SUPPLIED DATA -
────────────────────

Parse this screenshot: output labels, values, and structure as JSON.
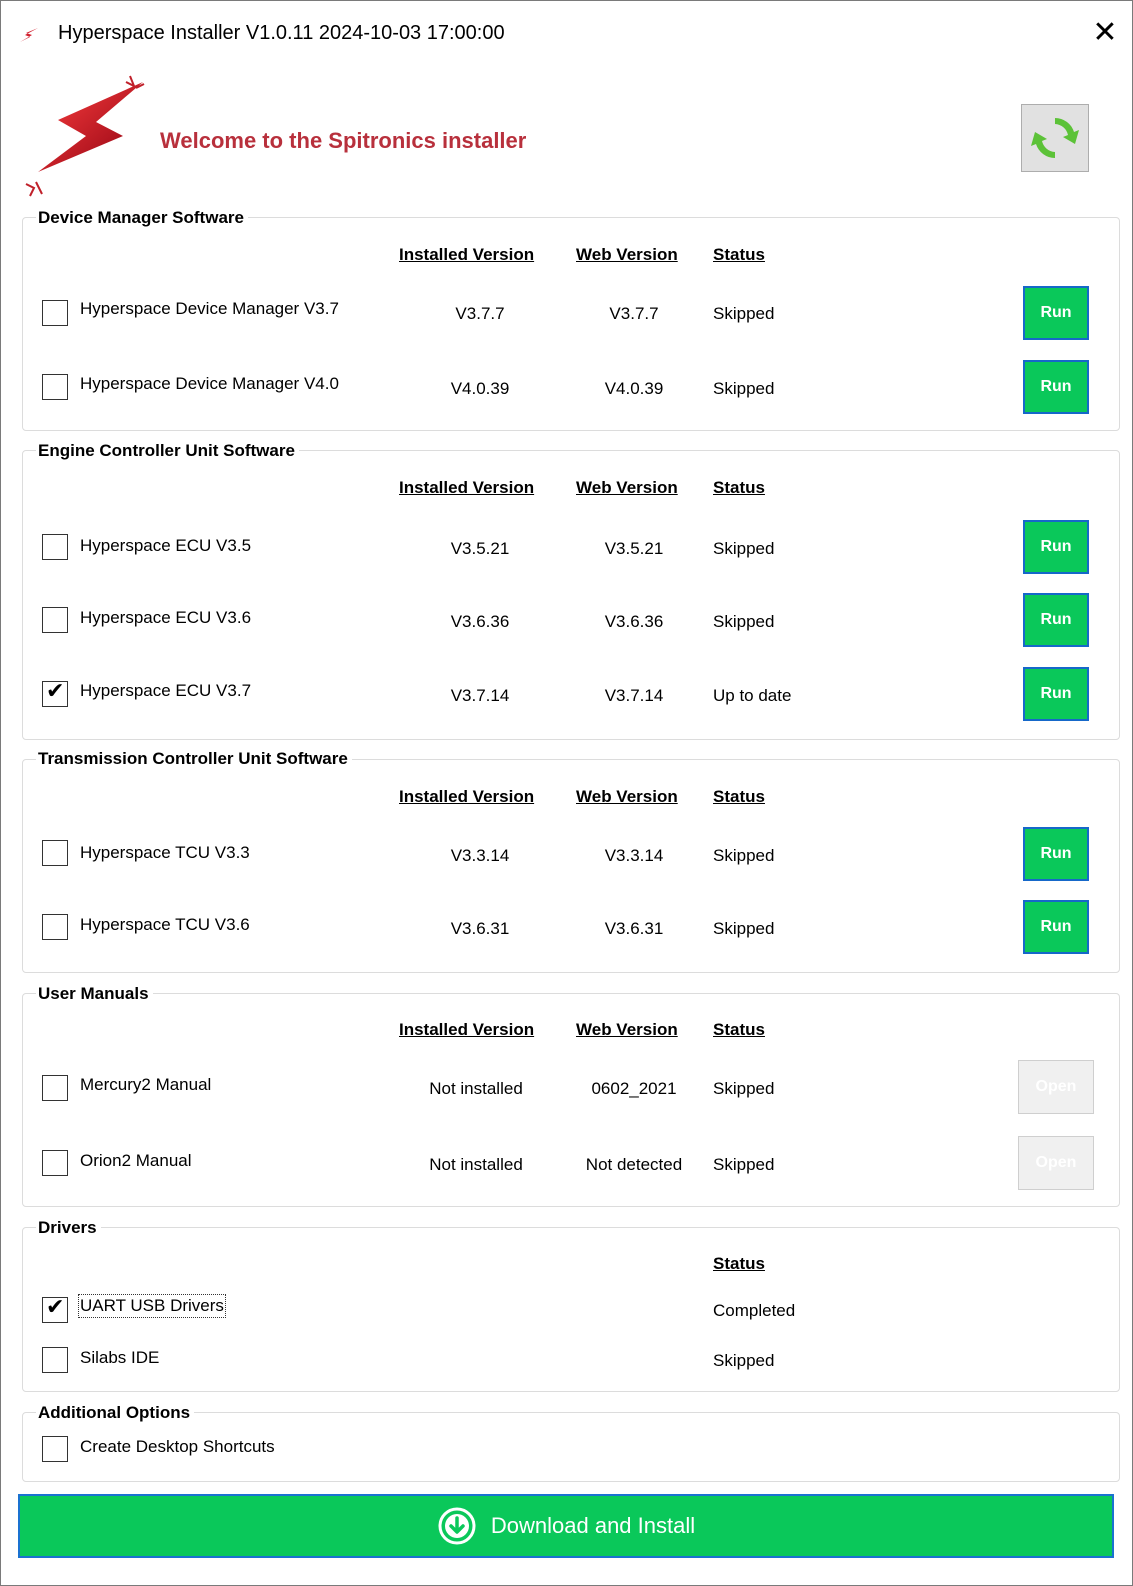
{
  "window": {
    "title": "Hyperspace Installer V1.0.11 2024-10-03 17:00:00",
    "close_glyph": "✕"
  },
  "header": {
    "welcome": "Welcome to the Spitronics installer",
    "refresh_icon": "refresh-icon"
  },
  "columns": {
    "installed": "Installed Version",
    "web": "Web Version",
    "status": "Status"
  },
  "device_manager": {
    "title": "Device Manager Software",
    "items": [
      {
        "label": "Hyperspace Device Manager V3.7",
        "installed": "V3.7.7",
        "web": "V3.7.7",
        "status": "Skipped",
        "checked": false,
        "button": "Run"
      },
      {
        "label": "Hyperspace Device Manager V4.0",
        "installed": "V4.0.39",
        "web": "V4.0.39",
        "status": "Skipped",
        "checked": false,
        "button": "Run"
      }
    ]
  },
  "ecu": {
    "title": "Engine Controller Unit Software",
    "items": [
      {
        "label": "Hyperspace ECU V3.5",
        "installed": "V3.5.21",
        "web": "V3.5.21",
        "status": "Skipped",
        "checked": false,
        "button": "Run"
      },
      {
        "label": "Hyperspace ECU V3.6",
        "installed": "V3.6.36",
        "web": "V3.6.36",
        "status": "Skipped",
        "checked": false,
        "button": "Run"
      },
      {
        "label": "Hyperspace ECU V3.7",
        "installed": "V3.7.14",
        "web": "V3.7.14",
        "status": "Up to date",
        "checked": true,
        "button": "Run"
      }
    ]
  },
  "tcu": {
    "title": "Transmission Controller Unit Software",
    "items": [
      {
        "label": "Hyperspace TCU V3.3",
        "installed": "V3.3.14",
        "web": "V3.3.14",
        "status": "Skipped",
        "checked": false,
        "button": "Run"
      },
      {
        "label": "Hyperspace TCU V3.6",
        "installed": "V3.6.31",
        "web": "V3.6.31",
        "status": "Skipped",
        "checked": false,
        "button": "Run"
      }
    ]
  },
  "manuals": {
    "title": "User Manuals",
    "items": [
      {
        "label": "Mercury2 Manual",
        "installed": "Not installed",
        "web": "0602_2021",
        "status": "Skipped",
        "checked": false,
        "button": "Open"
      },
      {
        "label": "Orion2 Manual",
        "installed": "Not installed",
        "web": "Not detected",
        "status": "Skipped",
        "checked": false,
        "button": "Open"
      }
    ]
  },
  "drivers": {
    "title": "Drivers",
    "items": [
      {
        "label": "UART USB Drivers",
        "status": "Completed",
        "checked": true
      },
      {
        "label": "Silabs IDE",
        "status": "Skipped",
        "checked": false
      }
    ]
  },
  "additional": {
    "title": "Additional Options",
    "items": [
      {
        "label": "Create Desktop Shortcuts",
        "checked": false
      }
    ]
  },
  "download_button": "Download and Install",
  "colors": {
    "accent_green": "#0ac85a",
    "welcome_red": "#b8303c",
    "button_border_blue": "#1668c9"
  }
}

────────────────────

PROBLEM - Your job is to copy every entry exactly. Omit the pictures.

EXERCISE OUTPUT -
Parse this screenshot: output labels, values, and structure as JSON.
{
  "window": {
    "title": "Hyperspace Installer V1.0.11 2024-10-03 17:00:00",
    "close_glyph": "✕"
  },
  "header": {
    "welcome": "Welcome to the Spitronics installer",
    "refresh_icon": "refresh-icon"
  },
  "columns": {
    "installed": "Installed Version",
    "web": "Web Version",
    "status": "Status"
  },
  "device_manager": {
    "title": "Device Manager Software",
    "items": [
      {
        "label": "Hyperspace Device Manager V3.7",
        "installed": "V3.7.7",
        "web": "V3.7.7",
        "status": "Skipped",
        "checked": false,
        "button": "Run"
      },
      {
        "label": "Hyperspace Device Manager V4.0",
        "installed": "V4.0.39",
        "web": "V4.0.39",
        "status": "Skipped",
        "checked": false,
        "button": "Run"
      }
    ]
  },
  "ecu": {
    "title": "Engine Controller Unit Software",
    "items": [
      {
        "label": "Hyperspace ECU V3.5",
        "installed": "V3.5.21",
        "web": "V3.5.21",
        "status": "Skipped",
        "checked": false,
        "button": "Run"
      },
      {
        "label": "Hyperspace ECU V3.6",
        "installed": "V3.6.36",
        "web": "V3.6.36",
        "status": "Skipped",
        "checked": false,
        "button": "Run"
      },
      {
        "label": "Hyperspace ECU V3.7",
        "installed": "V3.7.14",
        "web": "V3.7.14",
        "status": "Up to date",
        "checked": true,
        "button": "Run"
      }
    ]
  },
  "tcu": {
    "title": "Transmission Controller Unit Software",
    "items": [
      {
        "label": "Hyperspace TCU V3.3",
        "installed": "V3.3.14",
        "web": "V3.3.14",
        "status": "Skipped",
        "checked": false,
        "button": "Run"
      },
      {
        "label": "Hyperspace TCU V3.6",
        "installed": "V3.6.31",
        "web": "V3.6.31",
        "status": "Skipped",
        "checked": false,
        "button": "Run"
      }
    ]
  },
  "manuals": {
    "title": "User Manuals",
    "items": [
      {
        "label": "Mercury2 Manual",
        "installed": "Not installed",
        "web": "0602_2021",
        "status": "Skipped",
        "checked": false,
        "button": "Open"
      },
      {
        "label": "Orion2 Manual",
        "installed": "Not installed",
        "web": "Not detected",
        "status": "Skipped",
        "checked": false,
        "button": "Open"
      }
    ]
  },
  "drivers": {
    "title": "Drivers",
    "items": [
      {
        "label": "UART USB Drivers",
        "status": "Completed",
        "checked": true
      },
      {
        "label": "Silabs IDE",
        "status": "Skipped",
        "checked": false
      }
    ]
  },
  "additional": {
    "title": "Additional Options",
    "items": [
      {
        "label": "Create Desktop Shortcuts",
        "checked": false
      }
    ]
  },
  "download_button": "Download and Install",
  "colors": {
    "accent_green": "#0ac85a",
    "welcome_red": "#b8303c",
    "button_border_blue": "#1668c9"
  }
}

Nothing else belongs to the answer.